#5: Five big numbers for 2017
Monday 13th Mar, 2017
By Edward Haigh.
That’s the proportion of clients that we surveyed in the US recently who said that they were already involved with, or planning, initiatives related to artificial intelligence (AI), furthering the idea–currently being pushed by people from Silicon Valley to Washington and beyond– that we stand at the cusp of a new wave of automation.
The potential consequences of this are, of course, profound. And from the consulting industry’s perspective they represent both an opportunity and a threat. The most obvious opportunity today appears to relate to the technologies themselves, and to helping clients understand and integrate those technologies. But if the promise of AI–and the associated robotics market–is realised then there’s likely to be a wave of opportunity connected with the operational and human consequences of it, and that should be good news for consultants too.

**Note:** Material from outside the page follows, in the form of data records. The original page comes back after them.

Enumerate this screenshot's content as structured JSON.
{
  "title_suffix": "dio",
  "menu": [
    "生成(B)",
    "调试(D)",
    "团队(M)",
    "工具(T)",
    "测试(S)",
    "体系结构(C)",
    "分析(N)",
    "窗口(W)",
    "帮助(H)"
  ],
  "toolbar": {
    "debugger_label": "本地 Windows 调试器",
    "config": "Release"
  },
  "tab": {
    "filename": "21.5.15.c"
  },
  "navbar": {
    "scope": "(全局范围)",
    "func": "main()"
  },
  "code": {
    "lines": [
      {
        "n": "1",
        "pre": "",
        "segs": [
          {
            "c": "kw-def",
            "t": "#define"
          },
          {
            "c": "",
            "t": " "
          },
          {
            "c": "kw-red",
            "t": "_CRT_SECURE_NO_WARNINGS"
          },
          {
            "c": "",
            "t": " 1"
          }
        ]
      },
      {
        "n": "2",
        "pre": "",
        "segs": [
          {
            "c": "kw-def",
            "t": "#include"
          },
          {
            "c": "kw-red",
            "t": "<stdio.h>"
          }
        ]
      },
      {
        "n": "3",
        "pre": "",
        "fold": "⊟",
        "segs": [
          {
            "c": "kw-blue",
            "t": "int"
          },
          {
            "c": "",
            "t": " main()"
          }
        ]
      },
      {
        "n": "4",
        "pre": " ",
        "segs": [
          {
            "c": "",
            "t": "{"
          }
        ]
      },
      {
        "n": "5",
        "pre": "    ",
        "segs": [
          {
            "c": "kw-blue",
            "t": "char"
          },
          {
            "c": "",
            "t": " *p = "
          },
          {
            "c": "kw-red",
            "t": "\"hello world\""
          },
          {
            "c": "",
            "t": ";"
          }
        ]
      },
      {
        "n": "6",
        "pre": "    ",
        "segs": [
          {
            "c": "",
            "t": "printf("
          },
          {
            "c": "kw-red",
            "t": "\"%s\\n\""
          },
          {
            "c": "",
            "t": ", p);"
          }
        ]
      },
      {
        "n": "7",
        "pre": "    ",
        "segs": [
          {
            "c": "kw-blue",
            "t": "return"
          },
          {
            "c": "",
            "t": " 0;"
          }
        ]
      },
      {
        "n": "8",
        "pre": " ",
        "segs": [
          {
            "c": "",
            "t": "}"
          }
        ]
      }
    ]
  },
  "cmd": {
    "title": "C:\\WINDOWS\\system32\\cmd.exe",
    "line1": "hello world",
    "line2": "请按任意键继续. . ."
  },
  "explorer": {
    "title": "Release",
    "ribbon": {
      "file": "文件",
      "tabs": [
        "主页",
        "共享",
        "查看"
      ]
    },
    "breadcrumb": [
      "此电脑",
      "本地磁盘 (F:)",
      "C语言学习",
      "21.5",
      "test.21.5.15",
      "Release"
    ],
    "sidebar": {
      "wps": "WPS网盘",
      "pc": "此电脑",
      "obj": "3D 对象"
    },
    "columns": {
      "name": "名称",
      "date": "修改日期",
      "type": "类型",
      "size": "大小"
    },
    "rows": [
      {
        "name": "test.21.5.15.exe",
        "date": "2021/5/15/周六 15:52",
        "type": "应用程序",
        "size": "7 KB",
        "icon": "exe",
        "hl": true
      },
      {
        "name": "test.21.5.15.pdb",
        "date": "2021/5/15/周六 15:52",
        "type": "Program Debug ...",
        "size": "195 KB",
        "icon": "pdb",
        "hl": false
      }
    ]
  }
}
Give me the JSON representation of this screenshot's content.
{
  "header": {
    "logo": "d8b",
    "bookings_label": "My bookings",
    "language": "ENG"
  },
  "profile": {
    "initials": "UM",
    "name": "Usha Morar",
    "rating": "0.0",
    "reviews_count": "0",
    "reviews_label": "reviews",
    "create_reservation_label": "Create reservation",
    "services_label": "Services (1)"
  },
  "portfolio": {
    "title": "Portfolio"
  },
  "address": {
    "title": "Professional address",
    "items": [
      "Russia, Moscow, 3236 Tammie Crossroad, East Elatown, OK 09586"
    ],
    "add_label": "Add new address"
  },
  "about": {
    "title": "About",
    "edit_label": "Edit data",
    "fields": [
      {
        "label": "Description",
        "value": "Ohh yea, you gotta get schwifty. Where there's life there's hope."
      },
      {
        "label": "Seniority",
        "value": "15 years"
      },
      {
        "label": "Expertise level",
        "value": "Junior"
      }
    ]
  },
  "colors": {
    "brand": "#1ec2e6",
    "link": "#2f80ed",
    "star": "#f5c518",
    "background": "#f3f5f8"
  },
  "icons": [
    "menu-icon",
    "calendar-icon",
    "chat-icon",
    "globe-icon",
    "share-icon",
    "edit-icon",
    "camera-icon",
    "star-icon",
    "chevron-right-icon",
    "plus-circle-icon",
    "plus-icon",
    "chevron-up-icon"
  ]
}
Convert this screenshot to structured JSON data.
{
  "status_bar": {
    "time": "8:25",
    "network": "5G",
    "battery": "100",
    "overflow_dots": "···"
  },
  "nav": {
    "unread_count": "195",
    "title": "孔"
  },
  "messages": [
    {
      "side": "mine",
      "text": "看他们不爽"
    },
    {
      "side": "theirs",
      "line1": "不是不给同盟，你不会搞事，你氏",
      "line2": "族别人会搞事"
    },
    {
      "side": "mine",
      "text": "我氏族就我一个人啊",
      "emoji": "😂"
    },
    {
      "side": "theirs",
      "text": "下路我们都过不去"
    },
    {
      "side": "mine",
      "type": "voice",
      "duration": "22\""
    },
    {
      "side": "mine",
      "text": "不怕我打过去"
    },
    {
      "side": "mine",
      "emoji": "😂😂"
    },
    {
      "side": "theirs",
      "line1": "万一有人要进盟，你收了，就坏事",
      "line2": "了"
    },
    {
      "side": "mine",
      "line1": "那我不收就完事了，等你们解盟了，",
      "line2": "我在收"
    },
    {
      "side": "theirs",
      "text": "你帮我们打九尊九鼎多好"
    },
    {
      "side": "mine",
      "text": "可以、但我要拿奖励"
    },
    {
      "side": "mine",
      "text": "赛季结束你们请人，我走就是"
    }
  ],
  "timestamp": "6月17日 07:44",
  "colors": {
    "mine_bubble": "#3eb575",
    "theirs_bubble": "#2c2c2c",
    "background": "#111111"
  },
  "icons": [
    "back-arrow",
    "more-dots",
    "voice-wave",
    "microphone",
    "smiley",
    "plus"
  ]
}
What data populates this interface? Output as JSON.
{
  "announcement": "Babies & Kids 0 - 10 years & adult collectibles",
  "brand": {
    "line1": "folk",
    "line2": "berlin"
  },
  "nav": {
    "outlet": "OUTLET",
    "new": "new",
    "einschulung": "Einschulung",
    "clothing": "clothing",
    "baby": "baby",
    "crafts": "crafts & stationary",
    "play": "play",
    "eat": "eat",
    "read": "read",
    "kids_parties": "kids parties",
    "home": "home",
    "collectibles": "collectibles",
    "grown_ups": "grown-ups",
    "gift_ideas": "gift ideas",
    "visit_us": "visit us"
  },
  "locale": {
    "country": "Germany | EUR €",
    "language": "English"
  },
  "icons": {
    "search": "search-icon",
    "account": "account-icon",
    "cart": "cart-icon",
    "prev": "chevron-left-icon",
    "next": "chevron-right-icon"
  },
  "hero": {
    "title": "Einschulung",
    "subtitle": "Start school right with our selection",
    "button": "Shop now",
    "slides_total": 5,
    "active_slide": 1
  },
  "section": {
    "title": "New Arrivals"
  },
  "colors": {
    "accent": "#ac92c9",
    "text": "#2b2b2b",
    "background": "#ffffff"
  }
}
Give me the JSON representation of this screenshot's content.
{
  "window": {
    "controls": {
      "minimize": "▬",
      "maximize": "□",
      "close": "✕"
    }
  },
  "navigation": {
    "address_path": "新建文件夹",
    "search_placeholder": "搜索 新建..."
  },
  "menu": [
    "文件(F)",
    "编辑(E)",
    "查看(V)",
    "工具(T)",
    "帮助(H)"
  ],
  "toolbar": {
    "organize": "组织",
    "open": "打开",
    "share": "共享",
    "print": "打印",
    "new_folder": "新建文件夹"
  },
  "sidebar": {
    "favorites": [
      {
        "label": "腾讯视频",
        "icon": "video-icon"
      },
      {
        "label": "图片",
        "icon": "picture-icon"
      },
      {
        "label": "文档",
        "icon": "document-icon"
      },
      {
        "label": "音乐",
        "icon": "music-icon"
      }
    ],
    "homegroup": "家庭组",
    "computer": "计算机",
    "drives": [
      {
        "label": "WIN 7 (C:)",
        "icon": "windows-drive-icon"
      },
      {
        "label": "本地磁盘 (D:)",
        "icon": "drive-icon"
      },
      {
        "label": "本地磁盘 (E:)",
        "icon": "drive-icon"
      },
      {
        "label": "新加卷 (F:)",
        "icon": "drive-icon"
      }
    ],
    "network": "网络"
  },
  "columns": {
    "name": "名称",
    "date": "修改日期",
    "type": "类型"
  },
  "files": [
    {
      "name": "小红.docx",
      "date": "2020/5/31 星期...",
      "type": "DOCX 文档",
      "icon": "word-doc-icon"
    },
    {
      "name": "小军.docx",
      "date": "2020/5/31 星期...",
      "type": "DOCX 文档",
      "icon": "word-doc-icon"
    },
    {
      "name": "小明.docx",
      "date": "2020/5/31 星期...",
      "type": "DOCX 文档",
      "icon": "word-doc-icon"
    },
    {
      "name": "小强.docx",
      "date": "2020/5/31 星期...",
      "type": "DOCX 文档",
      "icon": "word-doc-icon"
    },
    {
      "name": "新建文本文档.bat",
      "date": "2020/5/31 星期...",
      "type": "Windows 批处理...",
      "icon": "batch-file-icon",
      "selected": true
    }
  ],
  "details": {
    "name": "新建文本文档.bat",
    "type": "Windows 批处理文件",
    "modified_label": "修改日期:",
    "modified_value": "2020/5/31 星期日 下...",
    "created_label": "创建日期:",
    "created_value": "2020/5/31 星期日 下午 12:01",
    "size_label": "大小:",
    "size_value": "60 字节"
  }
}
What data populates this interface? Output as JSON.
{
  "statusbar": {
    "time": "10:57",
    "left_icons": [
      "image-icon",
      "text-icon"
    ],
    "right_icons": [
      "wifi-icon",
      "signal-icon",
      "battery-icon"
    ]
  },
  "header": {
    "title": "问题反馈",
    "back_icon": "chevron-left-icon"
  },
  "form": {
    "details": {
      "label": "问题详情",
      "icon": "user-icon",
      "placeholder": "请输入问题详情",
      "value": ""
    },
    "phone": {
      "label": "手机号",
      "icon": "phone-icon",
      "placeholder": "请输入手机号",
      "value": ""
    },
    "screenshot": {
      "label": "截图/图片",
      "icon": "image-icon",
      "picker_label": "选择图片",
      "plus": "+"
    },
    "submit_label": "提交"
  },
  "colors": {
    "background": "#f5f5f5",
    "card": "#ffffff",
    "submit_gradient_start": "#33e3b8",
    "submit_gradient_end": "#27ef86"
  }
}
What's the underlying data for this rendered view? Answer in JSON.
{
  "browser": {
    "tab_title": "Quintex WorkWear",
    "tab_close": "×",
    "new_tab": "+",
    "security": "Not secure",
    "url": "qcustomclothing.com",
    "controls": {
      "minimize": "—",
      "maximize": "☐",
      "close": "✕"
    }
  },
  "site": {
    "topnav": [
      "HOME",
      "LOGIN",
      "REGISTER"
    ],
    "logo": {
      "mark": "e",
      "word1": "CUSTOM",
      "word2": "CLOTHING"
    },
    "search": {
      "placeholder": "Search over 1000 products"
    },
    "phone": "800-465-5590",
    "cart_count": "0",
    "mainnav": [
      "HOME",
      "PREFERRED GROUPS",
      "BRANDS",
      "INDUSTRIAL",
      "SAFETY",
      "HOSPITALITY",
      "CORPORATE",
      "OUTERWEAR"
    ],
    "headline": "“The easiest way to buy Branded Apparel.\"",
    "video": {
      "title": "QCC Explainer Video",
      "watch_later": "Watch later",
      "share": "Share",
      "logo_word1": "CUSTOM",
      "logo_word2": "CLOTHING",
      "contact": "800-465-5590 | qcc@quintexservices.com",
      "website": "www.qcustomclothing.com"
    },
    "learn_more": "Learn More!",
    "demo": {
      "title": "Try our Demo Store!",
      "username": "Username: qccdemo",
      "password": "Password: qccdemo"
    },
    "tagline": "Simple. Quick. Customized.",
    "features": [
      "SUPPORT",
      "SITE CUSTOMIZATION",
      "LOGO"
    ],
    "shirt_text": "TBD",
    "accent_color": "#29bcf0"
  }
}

The trouble is this: There’s a dirty great slice of the consulting market itself that increasingly looks ripe for automation. It’s a slice on which many consulting firms have come to depend in recent years, and it means that those firms now need to take a long, hard look at their businesses. Certainly, it emphasises the need for consulting firms to lay claim to the part of the value chain that’s less easy prey for AI and robots. But, perhaps more importantly, it also emphasises the need for them to figure out how they hold hands with, rather than run from, their digital counterparts. There are things that robots can already do that humans can’t, but however much the technology industry might try to convince us otherwise, there will always be things that humans can do that robots can’t. My sense is that the narrative about AI and robotics in the coming years will mainly focus on the battle between robot and human, essentially positioning it as a zero-sum game. For consultants, the key to success is likely to lie not only in their ability to re-imagine it as a collaboration rather than a battle–and bend the narrative in a different direction in the process–but also to find a way to make it manifestly collaborative within their own businesses.